While there are differences between the travel and retail industries, both sectors have one thing in common - they want to effectively attract new customers and retain existing ones. In fact, travel companies can learn from the retail sector in terms of optimising their online and mobile presence.

A study conducted by website optimisation firm Qubit shows that while retail generates higher conversions and lower average purchase value, there are also behavioural differences between retail and travel and the former is less complex when it comes to actual purchases than the travel sector.

The results from the research show that the travel sector generates 0.75% conversion rates, while the average for retail stands at 5.9%. In addition, the retail path to actual purchase is an average of 6.5 days, while the travel path to purchase takes users 13.2 days and around 9.4 web pages seen on average per purchase. But travel clients see ten times higher order values compared with the retail sector.

Qubit also analysed the dynamics behind how different platforms convert users with the aim to understand and improve the performance of travel firms across the various platforms.
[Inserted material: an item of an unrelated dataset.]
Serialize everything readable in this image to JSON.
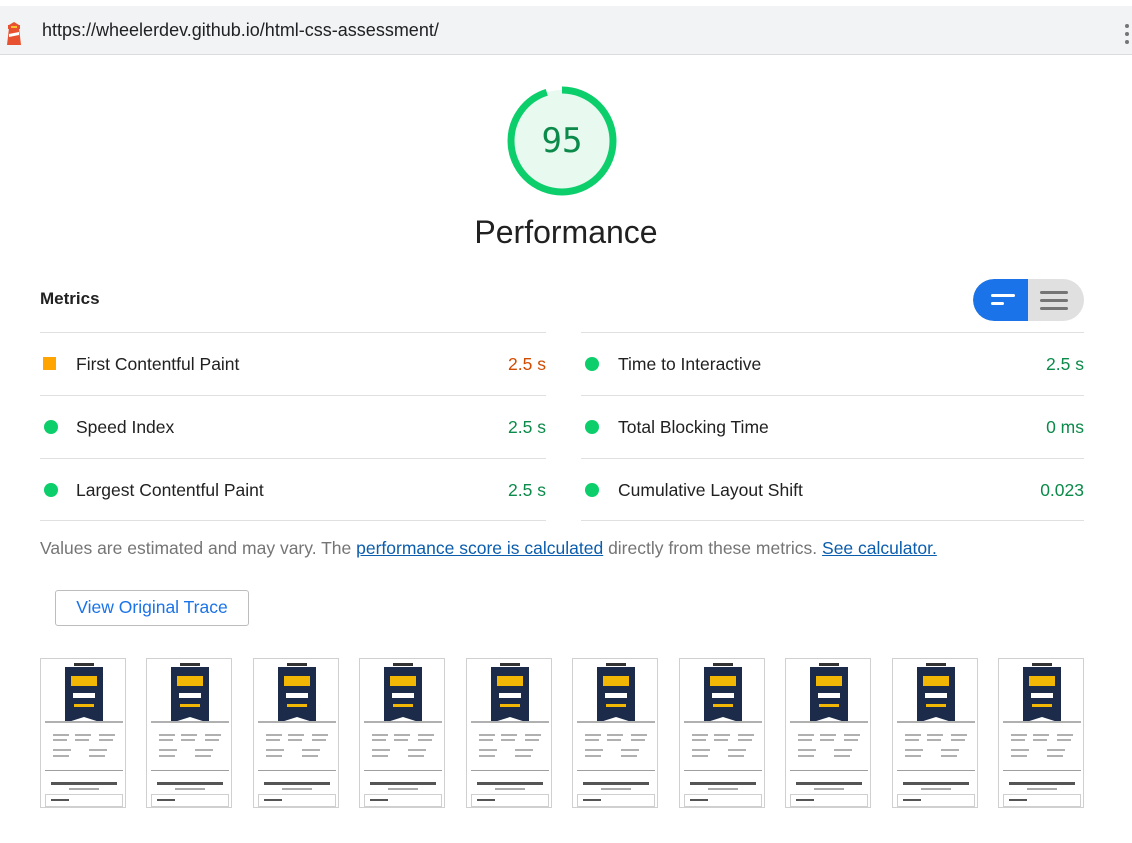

A clear opportunity for travel companies can be seen in the sector's lower conversions on mobile devices, not least because a higher proportion of travel traffic (8.32%) than retail traffic (4.0%) comes from users on smartphones.

For the travel industry, there are traffic sources that perform lower than in retail, including SEM, SEO and display advertising. This could explain why many companies are more focused on marketing on social media and are making efforts to increase their affiliate networks. But it's worth remembering that SEO and SEM are considered to be among the most important steps in the path to purchase because they are so effective at getting a website seen.
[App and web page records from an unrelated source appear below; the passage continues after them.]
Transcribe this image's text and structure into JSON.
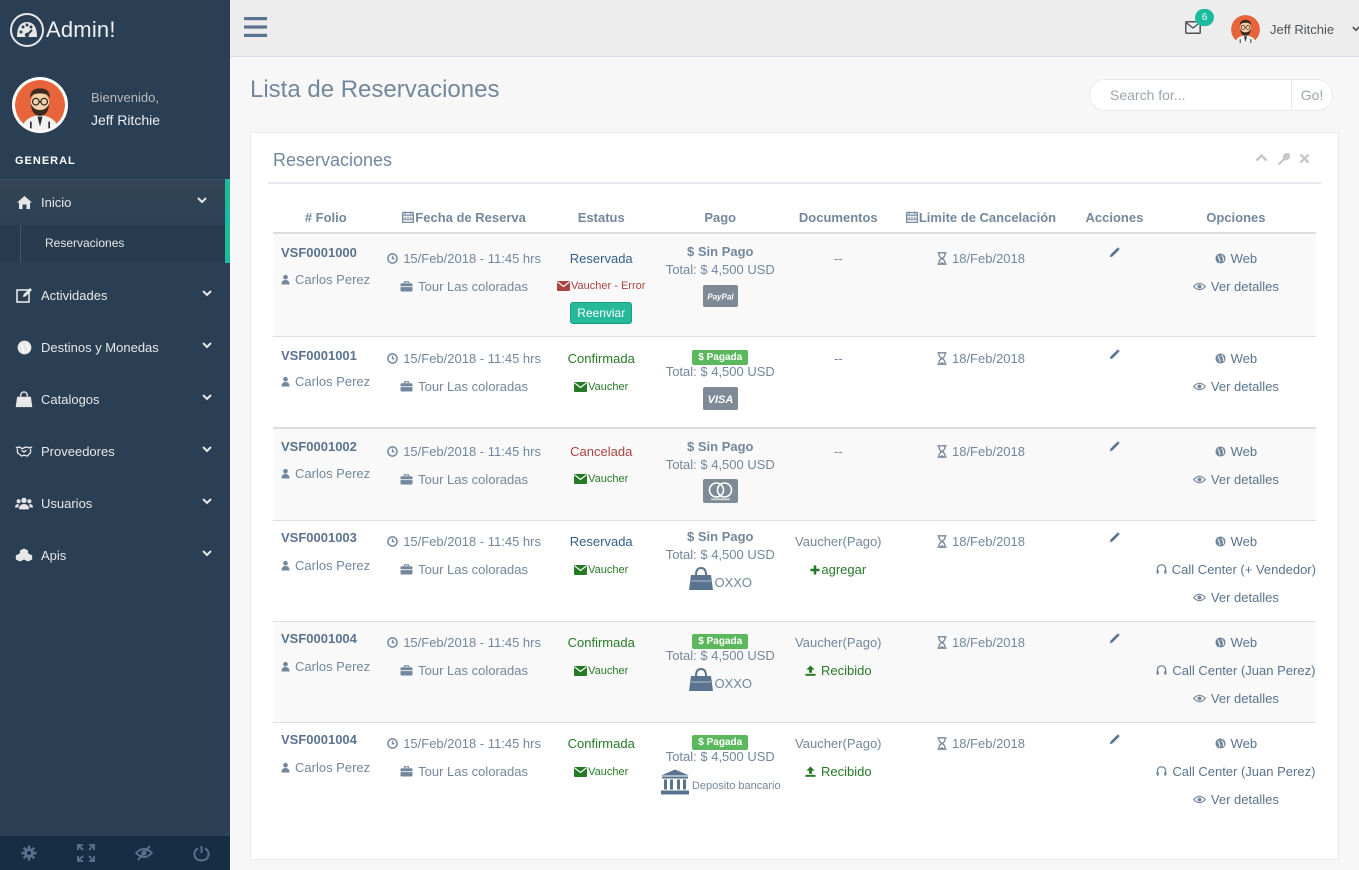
{
  "brand": {
    "name": "Admin!",
    "icon": "dashboard-icon"
  },
  "profile": {
    "welcome": "Bienvenido,",
    "name": "Jeff Ritchie"
  },
  "sidebar": {
    "section": "GENERAL",
    "items": [
      {
        "label": "Inicio",
        "icon": "home-icon"
      },
      {
        "label": "Actividades",
        "icon": "edit-icon"
      },
      {
        "label": "Destinos y Monedas",
        "icon": "globe-icon"
      },
      {
        "label": "Catalogos",
        "icon": "shopping-bag-icon"
      },
      {
        "label": "Proveedores",
        "icon": "handshake-icon"
      },
      {
        "label": "Usuarios",
        "icon": "users-icon"
      },
      {
        "label": "Apis",
        "icon": "cubes-icon"
      }
    ],
    "submenu": [
      {
        "label": "Reservaciones"
      }
    ],
    "footer": [
      "settings-icon",
      "fullscreen-icon",
      "lock-icon",
      "logout-icon"
    ]
  },
  "topnav": {
    "mail_count": "6",
    "user": "Jeff Ritchie"
  },
  "page": {
    "title": "Lista de Reservaciones"
  },
  "search": {
    "placeholder": "Search for...",
    "button": "Go!"
  },
  "panel": {
    "title": "Reservaciones"
  },
  "table": {
    "headers": {
      "folio": "# Folio",
      "fecha": "Fecha de Reserva",
      "estatus": "Estatus",
      "pago": "Pago",
      "documentos": "Documentos",
      "limite": "Limite de Cancelación",
      "acciones": "Acciones",
      "opciones": "Opciones"
    },
    "rows": [
      {
        "folio": "VSF0001000",
        "cliente": "Carlos Perez",
        "fecha": "15/Feb/2018 - 11:45 hrs",
        "tour": "Tour Las coloradas",
        "estatus": "Reservada",
        "vaucher": "Vaucher - Error",
        "button": "Reenviar",
        "pago": "$ Sin Pago",
        "total": "Total: $ 4,500 USD",
        "method": "PayPal",
        "doc": "--",
        "limite": "18/Feb/2018",
        "opt_web": "Web",
        "opt_det": "Ver detalles"
      },
      {
        "folio": "VSF0001001",
        "cliente": "Carlos Perez",
        "fecha": "15/Feb/2018 - 11:45 hrs",
        "tour": "Tour Las coloradas",
        "estatus": "Confirmada",
        "vaucher": "Vaucher",
        "pago": "$ Pagada",
        "total": "Total: $ 4,500 USD",
        "method": "VISA",
        "doc": "--",
        "limite": "18/Feb/2018",
        "opt_web": "Web",
        "opt_det": "Ver detalles"
      },
      {
        "folio": "VSF0001002",
        "cliente": "Carlos Perez",
        "fecha": "15/Feb/2018 - 11:45 hrs",
        "tour": "Tour Las coloradas",
        "estatus": "Cancelada",
        "vaucher": "Vaucher",
        "pago": "$ Sin Pago",
        "total": "Total: $ 4,500 USD",
        "method": "mastercard",
        "doc": "--",
        "limite": "18/Feb/2018",
        "opt_web": "Web",
        "opt_det": "Ver detalles"
      },
      {
        "folio": "VSF0001003",
        "cliente": "Carlos Perez",
        "fecha": "15/Feb/2018 - 11:45 hrs",
        "tour": "Tour Las coloradas",
        "estatus": "Reservada",
        "vaucher": "Vaucher",
        "pago": "$ Sin Pago",
        "total": "Total: $ 4,500 USD",
        "method": "OXXO",
        "doc": "Vaucher(Pago)",
        "doc_action": "agregar",
        "limite": "18/Feb/2018",
        "opt_web": "Web",
        "opt_cc": "Call Center (+ Vendedor)",
        "opt_det": "Ver detalles"
      },
      {
        "folio": "VSF0001004",
        "cliente": "Carlos Perez",
        "fecha": "15/Feb/2018 - 11:45 hrs",
        "tour": "Tour Las coloradas",
        "estatus": "Confirmada",
        "vaucher": "Vaucher",
        "pago": "$ Pagada",
        "total": "Total: $ 4,500 USD",
        "method": "OXXO",
        "doc": "Vaucher(Pago)",
        "doc_action": "Recibido",
        "limite": "18/Feb/2018",
        "opt_web": "Web",
        "opt_cc": "Call Center (Juan Perez)",
        "opt_det": "Ver detalles"
      },
      {
        "folio": "VSF0001004",
        "cliente": "Carlos Perez",
        "fecha": "15/Feb/2018 - 11:45 hrs",
        "tour": "Tour Las coloradas",
        "estatus": "Confirmada",
        "vaucher": "Vaucher",
        "pago": "$ Pagada",
        "total": "Total: $ 4,500 USD",
        "method": "Deposito bancario",
        "doc": "Vaucher(Pago)",
        "doc_action": "Recibido",
        "limite": "18/Feb/2018",
        "opt_web": "Web",
        "opt_cc": "Call Center (Juan Perez)",
        "opt_det": "Ver detalles"
      }
    ]
  },
  "colors": {
    "sidebar": "#2a3f54",
    "accent": "#1abb9c",
    "success": "#5cb85c",
    "danger": "#a94442"
  }
}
What about once users have found your website and started looking at it? According to Qubit, 99% of travel visits make use of search, although it varies depending on whether the site is wide-ranging or more focused on a smaller choice of options. Overall, search is the most viewed type of page in the whole of the travel path to purchase.
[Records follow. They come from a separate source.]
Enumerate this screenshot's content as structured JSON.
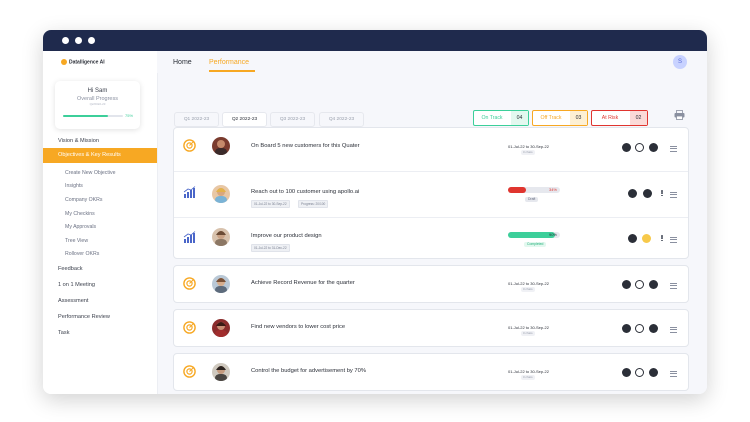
{
  "brand": {
    "name": "Datalligence AI"
  },
  "user": {
    "greeting": "Hi Sam",
    "progress_label": "Overall Progress",
    "progress_sub": "Q2/2022-23",
    "progress_value": "75%",
    "progress_fraction": 0.75,
    "avatar_initial": "S"
  },
  "topnav": {
    "home": "Home",
    "performance": "Performance"
  },
  "sidebar": {
    "items": [
      {
        "label": "Vision & Mission"
      },
      {
        "label": "Objectives & Key Results"
      },
      {
        "label": "Create New Objective"
      },
      {
        "label": "Insights"
      },
      {
        "label": "Company OKRs"
      },
      {
        "label": "My  Checkins"
      },
      {
        "label": "My Approvals"
      },
      {
        "label": "Tree View"
      },
      {
        "label": "Rollover OKRs"
      },
      {
        "label": "Feedback"
      },
      {
        "label": "1 on 1 Meeting"
      },
      {
        "label": "Assessment"
      },
      {
        "label": "Performance Review"
      },
      {
        "label": "Task"
      }
    ]
  },
  "quarters": [
    "Q1 2022-23",
    "Q2 2022-23",
    "Q3 2022-23",
    "Q4 2022-23"
  ],
  "status_summary": [
    {
      "label": "On Track",
      "count": "04",
      "color": "#3ccf9a",
      "bg": "#e3f8ef"
    },
    {
      "label": "Off Track",
      "count": "03",
      "color": "#f7a823",
      "bg": "#fdf0d4"
    },
    {
      "label": "At Risk",
      "count": "02",
      "color": "#e0352f",
      "bg": "#fbdad8"
    }
  ],
  "objectives": [
    {
      "title": "On Board 5 new customers for this Quater",
      "dates": "01-Jul-22 to 30-Sep-22",
      "sub": "0 chats"
    },
    {
      "title": "Reach out to 100 customer using apollo.ai",
      "chips": [
        "01-Jul-22 to 30-Sep-22",
        "Progress: 20/100"
      ],
      "progress_label": "34%",
      "progress": 0.34,
      "bar_color": "#e0352f",
      "status": "Draft"
    },
    {
      "title": "Improve our product design",
      "chips": [
        "01-Jul-22 to 31-Dec-22"
      ],
      "progress_label": "90%",
      "progress": 0.9,
      "bar_color": "#3ccf9a",
      "status": "Completed"
    },
    {
      "title": "Achieve Record Revenue for the quarter",
      "dates": "01-Jul-22 to 30-Sep-22",
      "sub": "0 chats"
    },
    {
      "title": "Find new vendors to lower cost price",
      "dates": "01-Jul-22 to 30-Sep-22",
      "sub": "0 chats"
    },
    {
      "title": "Control the budget for advertisement by 70%",
      "dates": "01-Jul-22 to 30-Sep-22",
      "sub": "0 chats"
    }
  ]
}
Further along the path to purchase, cart abandonment in the travel sector is significant. A key factor is likely to be the total price per item which is generally much higher than purchases made on retail websites. But the Qubit study also found that many travel website visitors repeat purchase more quickly than retail visitors. Among those purchasing more than once in a two-month period, 24% of travel visitors purchased three times on the same day and 36% purchased twice on the same day. In the retail sector the respective proportions were just 7% and 26%.